> [REQUIRED ACTION]
The expected output is the data itself, duplicated in full.

> [SUPPLIED RECORDS]
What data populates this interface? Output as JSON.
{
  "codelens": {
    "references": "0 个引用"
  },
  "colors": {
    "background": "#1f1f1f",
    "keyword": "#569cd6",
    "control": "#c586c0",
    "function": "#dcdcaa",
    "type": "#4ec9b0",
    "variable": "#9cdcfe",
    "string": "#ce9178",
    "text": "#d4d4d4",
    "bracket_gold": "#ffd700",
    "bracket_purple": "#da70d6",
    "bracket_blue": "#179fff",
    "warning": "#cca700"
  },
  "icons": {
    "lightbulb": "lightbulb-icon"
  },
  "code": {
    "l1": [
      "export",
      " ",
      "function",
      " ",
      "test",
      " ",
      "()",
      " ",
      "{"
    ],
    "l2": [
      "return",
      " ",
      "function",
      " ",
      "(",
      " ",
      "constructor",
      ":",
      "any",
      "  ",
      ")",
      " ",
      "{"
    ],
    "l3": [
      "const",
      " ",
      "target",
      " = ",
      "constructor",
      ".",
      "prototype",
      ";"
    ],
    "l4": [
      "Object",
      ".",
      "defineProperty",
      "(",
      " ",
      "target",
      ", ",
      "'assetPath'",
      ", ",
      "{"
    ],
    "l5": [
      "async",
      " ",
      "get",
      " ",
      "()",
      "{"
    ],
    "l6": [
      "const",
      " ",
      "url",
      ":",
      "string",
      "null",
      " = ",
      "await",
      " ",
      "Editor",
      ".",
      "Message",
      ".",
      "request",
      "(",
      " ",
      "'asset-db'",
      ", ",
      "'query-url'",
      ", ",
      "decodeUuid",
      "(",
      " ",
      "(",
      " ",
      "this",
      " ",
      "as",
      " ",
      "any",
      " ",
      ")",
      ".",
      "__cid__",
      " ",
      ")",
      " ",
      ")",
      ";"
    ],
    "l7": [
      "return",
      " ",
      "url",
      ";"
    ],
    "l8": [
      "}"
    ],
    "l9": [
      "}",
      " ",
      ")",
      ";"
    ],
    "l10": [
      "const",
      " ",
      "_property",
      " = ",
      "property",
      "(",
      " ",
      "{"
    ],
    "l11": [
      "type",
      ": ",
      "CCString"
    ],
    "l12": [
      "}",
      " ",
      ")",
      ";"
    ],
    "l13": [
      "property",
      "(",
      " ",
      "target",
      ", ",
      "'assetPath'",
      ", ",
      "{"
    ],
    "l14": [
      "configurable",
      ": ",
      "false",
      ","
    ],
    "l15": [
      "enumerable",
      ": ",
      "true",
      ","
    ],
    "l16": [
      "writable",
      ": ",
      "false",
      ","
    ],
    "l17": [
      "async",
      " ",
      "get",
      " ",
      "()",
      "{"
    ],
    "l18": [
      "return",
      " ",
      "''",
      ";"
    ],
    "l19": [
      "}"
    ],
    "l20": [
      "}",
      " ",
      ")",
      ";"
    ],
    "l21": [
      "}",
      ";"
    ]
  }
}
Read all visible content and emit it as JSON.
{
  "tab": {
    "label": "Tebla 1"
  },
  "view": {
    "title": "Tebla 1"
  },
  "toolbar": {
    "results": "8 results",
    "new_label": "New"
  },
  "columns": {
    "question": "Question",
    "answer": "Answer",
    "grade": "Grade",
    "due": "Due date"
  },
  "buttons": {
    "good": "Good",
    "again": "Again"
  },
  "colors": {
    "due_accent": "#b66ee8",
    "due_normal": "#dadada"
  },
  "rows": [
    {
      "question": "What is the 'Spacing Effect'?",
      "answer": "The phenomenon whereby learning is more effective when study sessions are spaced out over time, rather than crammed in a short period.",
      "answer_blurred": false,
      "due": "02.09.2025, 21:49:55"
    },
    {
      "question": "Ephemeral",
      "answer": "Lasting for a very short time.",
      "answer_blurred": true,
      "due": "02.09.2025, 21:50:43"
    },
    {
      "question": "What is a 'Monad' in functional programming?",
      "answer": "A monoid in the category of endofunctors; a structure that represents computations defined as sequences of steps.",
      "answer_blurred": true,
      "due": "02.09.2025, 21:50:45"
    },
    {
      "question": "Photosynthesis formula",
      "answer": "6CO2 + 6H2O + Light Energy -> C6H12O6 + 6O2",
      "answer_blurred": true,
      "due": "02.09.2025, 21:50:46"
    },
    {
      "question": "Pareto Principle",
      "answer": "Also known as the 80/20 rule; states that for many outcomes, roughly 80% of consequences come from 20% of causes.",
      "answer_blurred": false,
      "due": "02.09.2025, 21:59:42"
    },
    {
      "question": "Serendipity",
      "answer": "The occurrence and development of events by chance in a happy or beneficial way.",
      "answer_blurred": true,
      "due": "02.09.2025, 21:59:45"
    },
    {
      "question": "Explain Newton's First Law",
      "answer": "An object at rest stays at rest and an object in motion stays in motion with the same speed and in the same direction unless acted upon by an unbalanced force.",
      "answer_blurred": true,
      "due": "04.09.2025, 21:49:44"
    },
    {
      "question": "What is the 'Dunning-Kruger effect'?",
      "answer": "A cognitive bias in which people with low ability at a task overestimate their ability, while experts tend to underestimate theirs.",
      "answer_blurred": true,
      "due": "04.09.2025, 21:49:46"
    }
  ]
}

> [ANSWER TO THIS PROBLEM]
What data populates this interface? Output as JSON.
{
  "codelens": {
    "references": "0 个引用"
  },
  "colors": {
    "background": "#1f1f1f",
    "keyword": "#569cd6",
    "control": "#c586c0",
    "function": "#dcdcaa",
    "type": "#4ec9b0",
    "variable": "#9cdcfe",
    "string": "#ce9178",
    "text": "#d4d4d4",
    "bracket_gold": "#ffd700",
    "bracket_purple": "#da70d6",
    "bracket_blue": "#179fff",
    "warning": "#cca700"
  },
  "icons": {
    "lightbulb": "lightbulb-icon"
  },
  "code": {
    "l1": [
      "export",
      " ",
      "function",
      " ",
      "test",
      " ",
      "()",
      " ",
      "{"
    ],
    "l2": [
      "return",
      " ",
      "function",
      " ",
      "(",
      " ",
      "constructor",
      ":",
      "any",
      "  ",
      ")",
      " ",
      "{"
    ],
    "l3": [
      "const",
      " ",
      "target",
      " = ",
      "constructor",
      ".",
      "prototype",
      ";"
    ],
    "l4": [
      "Object",
      ".",
      "defineProperty",
      "(",
      " ",
      "target",
      ", ",
      "'assetPath'",
      ", ",
      "{"
    ],
    "l5": [
      "async",
      " ",
      "get",
      " ",
      "()",
      "{"
    ],
    "l6": [
      "const",
      " ",
      "url",
      ":",
      "string",
      "null",
      " = ",
      "await",
      " ",
      "Editor",
      ".",
      "Message",
      ".",
      "request",
      "(",
      " ",
      "'asset-db'",
      ", ",
      "'query-url'",
      ", ",
      "decodeUuid",
      "(",
      " ",
      "(",
      " ",
      "this",
      " ",
      "as",
      " ",
      "any",
      " ",
      ")",
      ".",
      "__cid__",
      " ",
      ")",
      " ",
      ")",
      ";"
    ],
    "l7": [
      "return",
      " ",
      "url",
      ";"
    ],
    "l8": [
      "}"
    ],
    "l9": [
      "}",
      " ",
      ")",
      ";"
    ],
    "l10": [
      "const",
      " ",
      "_property",
      " = ",
      "property",
      "(",
      " ",
      "{"
    ],
    "l11": [
      "type",
      ": ",
      "CCString"
    ],
    "l12": [
      "}",
      " ",
      ")",
      ";"
    ],
    "l13": [
      "property",
      "(",
      " ",
      "target",
      ", ",
      "'assetPath'",
      ", ",
      "{"
    ],
    "l14": [
      "configurable",
      ": ",
      "false",
      ","
    ],
    "l15": [
      "enumerable",
      ": ",
      "true",
      ","
    ],
    "l16": [
      "writable",
      ": ",
      "false",
      ","
    ],
    "l17": [
      "async",
      " ",
      "get",
      " ",
      "()",
      "{"
    ],
    "l18": [
      "return",
      " ",
      "''",
      ";"
    ],
    "l19": [
      "}"
    ],
    "l20": [
      "}",
      " ",
      ")",
      ";"
    ],
    "l21": [
      "}",
      ";"
    ]
  }
}
Read all visible content and emit it as JSON.
{
  "tab": {
    "label": "Tebla 1"
  },
  "view": {
    "title": "Tebla 1"
  },
  "toolbar": {
    "results": "8 results",
    "new_label": "New"
  },
  "columns": {
    "question": "Question",
    "answer": "Answer",
    "grade": "Grade",
    "due": "Due date"
  },
  "buttons": {
    "good": "Good",
    "again": "Again"
  },
  "colors": {
    "due_accent": "#b66ee8",
    "due_normal": "#dadada"
  },
  "rows": [
    {
      "question": "What is the 'Spacing Effect'?",
      "answer": "The phenomenon whereby learning is more effective when study sessions are spaced out over time, rather than crammed in a short period.",
      "answer_blurred": false,
      "due": "02.09.2025, 21:49:55"
    },
    {
      "question": "Ephemeral",
      "answer": "Lasting for a very short time.",
      "answer_blurred": true,
      "due": "02.09.2025, 21:50:43"
    },
    {
      "question": "What is a 'Monad' in functional programming?",
      "answer": "A monoid in the category of endofunctors; a structure that represents computations defined as sequences of steps.",
      "answer_blurred": true,
      "due": "02.09.2025, 21:50:45"
    },
    {
      "question": "Photosynthesis formula",
      "answer": "6CO2 + 6H2O + Light Energy -> C6H12O6 + 6O2",
      "answer_blurred": true,
      "due": "02.09.2025, 21:50:46"
    },
    {
      "question": "Pareto Principle",
      "answer": "Also known as the 80/20 rule; states that for many outcomes, roughly 80% of consequences come from 20% of causes.",
      "answer_blurred": false,
      "due": "02.09.2025, 21:59:42"
    },
    {
      "question": "Serendipity",
      "answer": "The occurrence and development of events by chance in a happy or beneficial way.",
      "answer_blurred": true,
      "due": "02.09.2025, 21:59:45"
    },
    {
      "question": "Explain Newton's First Law",
      "answer": "An object at rest stays at rest and an object in motion stays in motion with the same speed and in the same direction unless acted upon by an unbalanced force.",
      "answer_blurred": true,
      "due": "04.09.2025, 21:49:44"
    },
    {
      "question": "What is the 'Dunning-Kruger effect'?",
      "answer": "A cognitive bias in which people with low ability at a task overestimate their ability, while experts tend to underestimate theirs.",
      "answer_blurred": true,
      "due": "04.09.2025, 21:49:46"
    }
  ]
}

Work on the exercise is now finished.